Friday, 15 February 2013

The Red Tree by Shaun Tan (Hodder Children's Books)

We've previously expressed our love of anything Shaun Tan puts his hand to on the blog so amongst others on our wishlist this year was his brilliantly atmospheric book "The Red Tree".

If you're not instantly in love with the book purely from looking at the cover art, you'll love it once you start delving into the pages and getting lost in the dark (and sometimes fairly opressive) landscapes that are stock in trade of Tan's work.

The Red Tree probably shouldn't even be described as a children's picture book. It appears to deal with a fairly hefty theme - depression - in a way that children can grasp but adults will recognise with bells on. The lone female character in the book lives a fairly mundane life and you soon slip into that state of mind that 'Tan books' evoke.

We see her journey through the day and the metaphors and symbolism depicting depression quietly murmur with each page turn. Perhaps I see it because I've lived it, but it's definitely there, though I'd love to hear other folks impressions on this too.

For Charlotte, the book made her sad. She wanted to know why nothing seemed to cheer up the little girl in the story and why her world seemed like such a dark place. The book ends on a high note though, just in case all this dark and doom-laden talk puts you off.

If nothing else, it's once again an opportunity to lose yourself in the work of one of the most talented people working in picture books today and who could possibly pass up an opportunity like that?

Charlotte's best bit: The last page and the end to the story, so very beautifully done.
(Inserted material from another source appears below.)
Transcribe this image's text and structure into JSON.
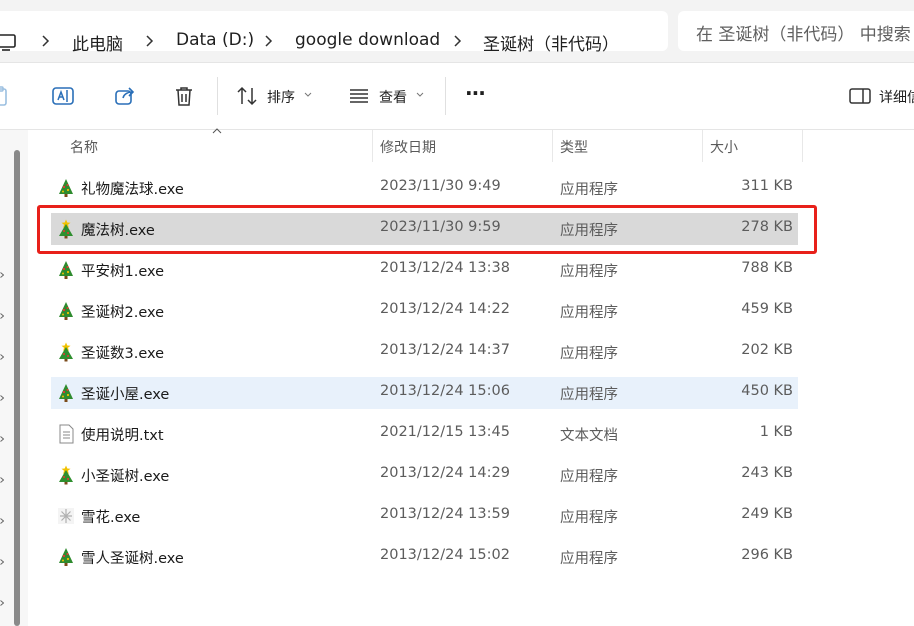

Daddy's favourite bit: Again with me it's the fact that this is another weighty theme dealt with in a way that is subtle and understated. Deliciously detailed art makes this one very special book. Are we ever going to find a Shaun Tan book we don't like?